Who said this, and to what was he referring?
Yes, it was a ‘he’, John Daniel no less, who included this bold claim in his recent paper ‘Making Sense of MOOCs: Musings in a Maze of Myth, Paradox and Possibility‘. In claiming that “this is the real revolution of MOOCs”, he explains that
“Placing their xMOOCs in the public domain for a worldwide audience will oblige institutions to do more than pay lip service to importance of teaching and put it at the core their missions.”
You’d better read it twice to make sure you understand what he’s getting at. Better still, you’d better read the whole article, as it’s currently the best you’ll find about the status and prospects of MOOCs (and there’s plenty to choose from!). I won’t attempt to summarise it (Tony Bates does here – make sure you read the comments, especially the one from Stephen Downes), but strongly agree that it will be the quality of the teaching that will be the determinant of the success or otherwise of MOOCs.
And they will improve rapidly, as institutions feel the pressure from users to provide a better teaching and learning environment, and companies like Coursera and edX respond with ‘new and improved’ features to their models.
Those who currently don’t perceive much of a threat from MOOCs should heed Daniel’s deliberate and considered use of ‘revolution’. I’m not claiming they have their heads in the sand, but much of their musing is from the perspective of currently available xMOOCs, many of which lack fundamental educational features.
Typical is the reaction of an academic from Ursinus College, who has written about his experience with a MOOC run by Coursera.

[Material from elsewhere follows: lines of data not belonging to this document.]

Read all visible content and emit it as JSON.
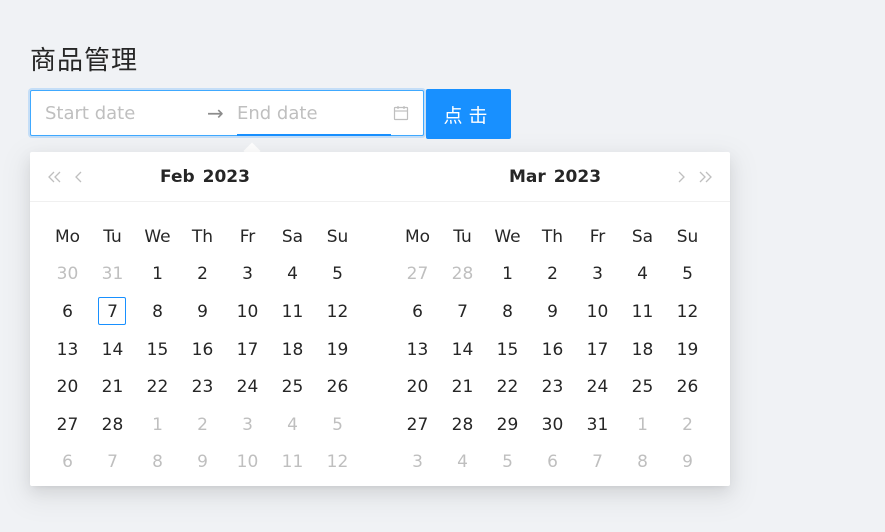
{
  "page": {
    "title": "商品管理"
  },
  "range_picker": {
    "start_placeholder": "Start date",
    "end_placeholder": "End date",
    "separator": "→",
    "accent": "#1890ff",
    "icon": "calendar-icon"
  },
  "submit_button": {
    "label": "点击",
    "color": "#1890ff"
  },
  "calendar": {
    "weekdays": [
      "Mo",
      "Tu",
      "We",
      "Th",
      "Fr",
      "Sa",
      "Su"
    ],
    "nav_icons": [
      "double-left-icon",
      "left-icon",
      "right-icon",
      "double-right-icon"
    ],
    "left": {
      "month": "Feb",
      "year": "2023",
      "weeks": [
        [
          {
            "d": "30",
            "m": true
          },
          {
            "d": "31",
            "m": true
          },
          {
            "d": "1"
          },
          {
            "d": "2"
          },
          {
            "d": "3"
          },
          {
            "d": "4"
          },
          {
            "d": "5"
          }
        ],
        [
          {
            "d": "6"
          },
          {
            "d": "7",
            "today": true
          },
          {
            "d": "8"
          },
          {
            "d": "9"
          },
          {
            "d": "10"
          },
          {
            "d": "11"
          },
          {
            "d": "12"
          }
        ],
        [
          {
            "d": "13"
          },
          {
            "d": "14"
          },
          {
            "d": "15"
          },
          {
            "d": "16"
          },
          {
            "d": "17"
          },
          {
            "d": "18"
          },
          {
            "d": "19"
          }
        ],
        [
          {
            "d": "20"
          },
          {
            "d": "21"
          },
          {
            "d": "22"
          },
          {
            "d": "23"
          },
          {
            "d": "24"
          },
          {
            "d": "25"
          },
          {
            "d": "26"
          }
        ],
        [
          {
            "d": "27"
          },
          {
            "d": "28"
          },
          {
            "d": "1",
            "m": true
          },
          {
            "d": "2",
            "m": true
          },
          {
            "d": "3",
            "m": true
          },
          {
            "d": "4",
            "m": true
          },
          {
            "d": "5",
            "m": true
          }
        ],
        [
          {
            "d": "6",
            "m": true
          },
          {
            "d": "7",
            "m": true
          },
          {
            "d": "8",
            "m": true
          },
          {
            "d": "9",
            "m": true
          },
          {
            "d": "10",
            "m": true
          },
          {
            "d": "11",
            "m": true
          },
          {
            "d": "12",
            "m": true
          }
        ]
      ]
    },
    "right": {
      "month": "Mar",
      "year": "2023",
      "weeks": [
        [
          {
            "d": "27",
            "m": true
          },
          {
            "d": "28",
            "m": true
          },
          {
            "d": "1"
          },
          {
            "d": "2"
          },
          {
            "d": "3"
          },
          {
            "d": "4"
          },
          {
            "d": "5"
          }
        ],
        [
          {
            "d": "6"
          },
          {
            "d": "7"
          },
          {
            "d": "8"
          },
          {
            "d": "9"
          },
          {
            "d": "10"
          },
          {
            "d": "11"
          },
          {
            "d": "12"
          }
        ],
        [
          {
            "d": "13"
          },
          {
            "d": "14"
          },
          {
            "d": "15"
          },
          {
            "d": "16"
          },
          {
            "d": "17"
          },
          {
            "d": "18"
          },
          {
            "d": "19"
          }
        ],
        [
          {
            "d": "20"
          },
          {
            "d": "21"
          },
          {
            "d": "22"
          },
          {
            "d": "23"
          },
          {
            "d": "24"
          },
          {
            "d": "25"
          },
          {
            "d": "26"
          }
        ],
        [
          {
            "d": "27"
          },
          {
            "d": "28"
          },
          {
            "d": "29"
          },
          {
            "d": "30"
          },
          {
            "d": "31"
          },
          {
            "d": "1",
            "m": true
          },
          {
            "d": "2",
            "m": true
          }
        ],
        [
          {
            "d": "3",
            "m": true
          },
          {
            "d": "4",
            "m": true
          },
          {
            "d": "5",
            "m": true
          },
          {
            "d": "6",
            "m": true
          },
          {
            "d": "7",
            "m": true
          },
          {
            "d": "8",
            "m": true
          },
          {
            "d": "9",
            "m": true
          }
        ]
      ]
    }
  }
}
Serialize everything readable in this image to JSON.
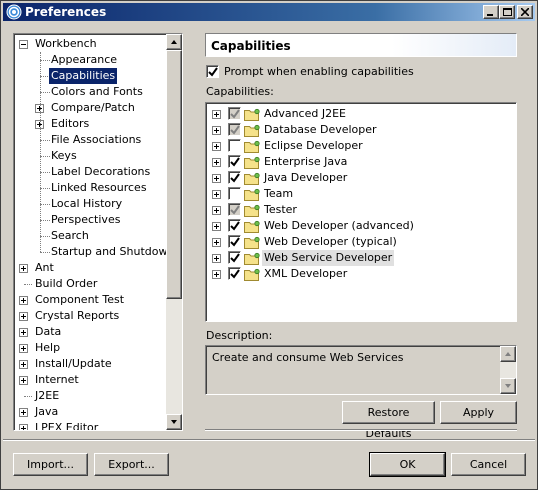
{
  "window": {
    "title": "Preferences"
  },
  "tree": {
    "items": [
      {
        "label": "Workbench",
        "level": 0,
        "expander": "minus"
      },
      {
        "label": "Appearance",
        "level": 1,
        "expander": "none"
      },
      {
        "label": "Capabilities",
        "level": 1,
        "expander": "none",
        "selected": true
      },
      {
        "label": "Colors and Fonts",
        "level": 1,
        "expander": "none"
      },
      {
        "label": "Compare/Patch",
        "level": 1,
        "expander": "plus"
      },
      {
        "label": "Editors",
        "level": 1,
        "expander": "plus"
      },
      {
        "label": "File Associations",
        "level": 1,
        "expander": "none"
      },
      {
        "label": "Keys",
        "level": 1,
        "expander": "none"
      },
      {
        "label": "Label Decorations",
        "level": 1,
        "expander": "none"
      },
      {
        "label": "Linked Resources",
        "level": 1,
        "expander": "none"
      },
      {
        "label": "Local History",
        "level": 1,
        "expander": "none"
      },
      {
        "label": "Perspectives",
        "level": 1,
        "expander": "none"
      },
      {
        "label": "Search",
        "level": 1,
        "expander": "none"
      },
      {
        "label": "Startup and Shutdown",
        "level": 1,
        "expander": "none"
      },
      {
        "label": "Ant",
        "level": 0,
        "expander": "plus"
      },
      {
        "label": "Build Order",
        "level": 0,
        "expander": "none"
      },
      {
        "label": "Component Test",
        "level": 0,
        "expander": "plus"
      },
      {
        "label": "Crystal Reports",
        "level": 0,
        "expander": "plus"
      },
      {
        "label": "Data",
        "level": 0,
        "expander": "plus"
      },
      {
        "label": "Help",
        "level": 0,
        "expander": "plus"
      },
      {
        "label": "Install/Update",
        "level": 0,
        "expander": "plus"
      },
      {
        "label": "Internet",
        "level": 0,
        "expander": "plus"
      },
      {
        "label": "J2EE",
        "level": 0,
        "expander": "none"
      },
      {
        "label": "Java",
        "level": 0,
        "expander": "plus"
      },
      {
        "label": "LPEX Editor",
        "level": 0,
        "expander": "plus"
      }
    ]
  },
  "page": {
    "title": "Capabilities",
    "prompt_label": "Prompt when enabling capabilities",
    "prompt_checked": true,
    "capabilities_label": "Capabilities:",
    "capabilities": [
      {
        "label": "Advanced J2EE",
        "state": "grayed"
      },
      {
        "label": "Database Developer",
        "state": "grayed"
      },
      {
        "label": "Eclipse Developer",
        "state": "unchecked"
      },
      {
        "label": "Enterprise Java",
        "state": "checked"
      },
      {
        "label": "Java Developer",
        "state": "checked"
      },
      {
        "label": "Team",
        "state": "unchecked"
      },
      {
        "label": "Tester",
        "state": "grayed"
      },
      {
        "label": "Web Developer (advanced)",
        "state": "checked"
      },
      {
        "label": "Web Developer (typical)",
        "state": "checked"
      },
      {
        "label": "Web Service Developer",
        "state": "checked",
        "highlighted": true
      },
      {
        "label": "XML Developer",
        "state": "checked"
      }
    ],
    "description_label": "Description:",
    "description_text": "Create and consume Web Services",
    "restore_defaults_label": "Restore Defaults",
    "apply_label": "Apply"
  },
  "footer": {
    "import_label": "Import...",
    "export_label": "Export...",
    "ok_label": "OK",
    "cancel_label": "Cancel"
  },
  "colors": {
    "title_bar": "#0a246a",
    "selection": "#0a246a",
    "face": "#d4d0c8"
  }
}
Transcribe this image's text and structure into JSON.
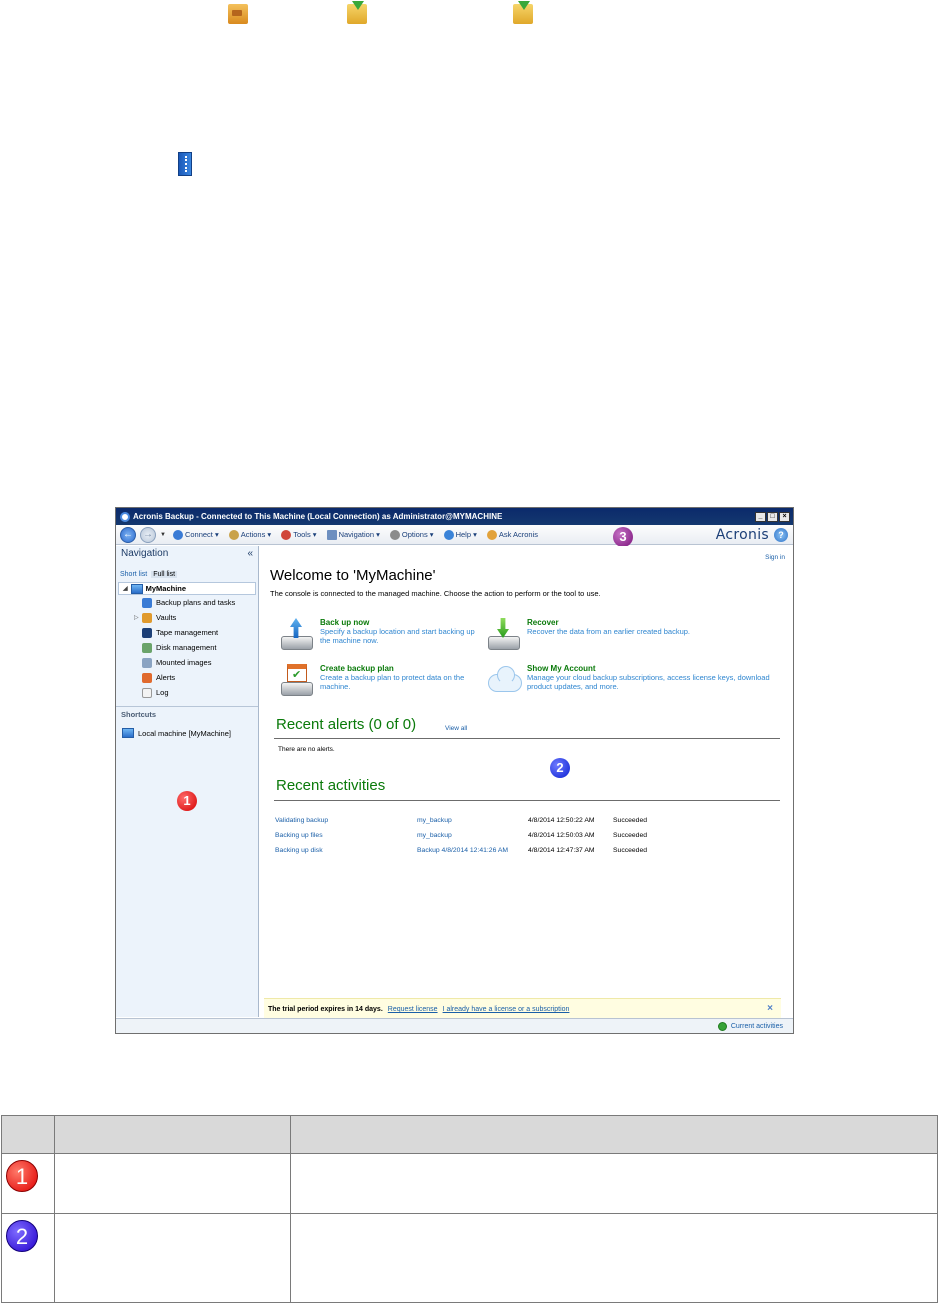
{
  "window": {
    "title": "Acronis Backup - Connected to This Machine (Local Connection) as Administrator@MYMACHINE",
    "buttons": [
      "_",
      "□",
      "×"
    ]
  },
  "toolbar": {
    "items": [
      "Connect ▾",
      "Actions ▾",
      "Tools ▾",
      "Navigation ▾",
      "Options ▾",
      "Help ▾",
      "Ask Acronis"
    ],
    "brand": "Acronis",
    "help_glyph": "?"
  },
  "navigation": {
    "title": "Navigation",
    "collapse_glyph": "«",
    "tabs": [
      "Short list",
      "Full list"
    ],
    "root": "MyMachine",
    "items": [
      "Backup plans and tasks",
      "Vaults",
      "Tape management",
      "Disk management",
      "Mounted images",
      "Alerts",
      "Log"
    ],
    "shortcuts_title": "Shortcuts",
    "shortcut": "Local machine [MyMachine]"
  },
  "main": {
    "sign_in": "Sign in",
    "welcome": "Welcome to 'MyMachine'",
    "subtitle": "The console is connected to the managed machine. Choose the action to perform or the tool to use.",
    "actions": [
      {
        "title": "Back up now",
        "desc": "Specify a backup location and start backing up the machine now."
      },
      {
        "title": "Recover",
        "desc": "Recover the data from an earlier created backup."
      },
      {
        "title": "Create backup plan",
        "desc": "Create a backup plan to protect data on the machine."
      },
      {
        "title": "Show My Account",
        "desc": "Manage your cloud backup subscriptions, access license keys, download product updates, and more."
      }
    ],
    "recent_alerts": "Recent alerts (0 of 0)",
    "view_all": "View all",
    "no_alerts": "There are no alerts.",
    "recent_activities": "Recent activities",
    "activities": [
      {
        "name": "Validating backup",
        "plan": "my_backup",
        "time": "4/8/2014 12:50:22 AM",
        "status": "Succeeded"
      },
      {
        "name": "Backing up files",
        "plan": "my_backup",
        "time": "4/8/2014 12:50:03 AM",
        "status": "Succeeded"
      },
      {
        "name": "Backing up disk",
        "plan": "Backup 4/8/2014 12:41:26 AM",
        "time": "4/8/2014 12:47:37 AM",
        "status": "Succeeded"
      }
    ],
    "trial_text": "The trial period expires in 14 days.",
    "request_license": "Request license",
    "have_license": "I already have a license or a subscription",
    "close_glyph": "×"
  },
  "status": {
    "current_activities": "Current activities"
  },
  "callouts": [
    "1",
    "2",
    "3"
  ],
  "table": {
    "row1_num": "1",
    "row2_num": "2"
  },
  "colors": {
    "title_bar": "#0b2a6b",
    "green_heading": "#0a7a0a",
    "link_blue": "#1a5fa8"
  }
}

Jonathan Marks presents ‘Who’s afraid of the big bad disruption‘ in Inside Higher Education. Jonathan teaches politics, and recently decided to sign up with Coursera to see how a leader in the field, Ezekiel Emanuel, teaches ‘Health Policy and the Affordable Care Act’.
“… colleges like mine have little to fear from Coursera and its cousins. They are in the self-improvement business. We are in the self-formation business.”
Hmm, OK, but watch out as the MOOCs evolve to become an even more attractive option for more and more learners. At the moment they are primarily the province of working adults, but once cash-strapped younger students calculate the costs and realise the benefits (as real credit becomes more prevalent), the revolution could (will?!) hit hard.
Searching for suitable pics for this post, I went to Photopin (alert readers will have noticed my now-frequent use of this site, an offshoot of Flickr) and found the great illustrations you see here. I mention this because the name Giulia Forsythe keeps coming up with these stylish creations, so I did a little digging.
Lo and behold, it seems that her inspiration is drawn from her experience in a MOOC! Specifically, ‘Her own lifelong learning journey has been enriched through participation in Massively [sic] Open Online Courses, most notably, DS106.’ Go on, have a look at DS106 (Computer Science 106: Digital Storytelling, from the University of Mary Washington), especially if you’re interested in visual literacy.
I haven’t checked closely, but I suspect that it’s a cMOOC rather than an xMOOC (read the Daniel article if you don’t know the difference). Methinks the revolution will occur if and when XMOOCs become more like cMOOCs.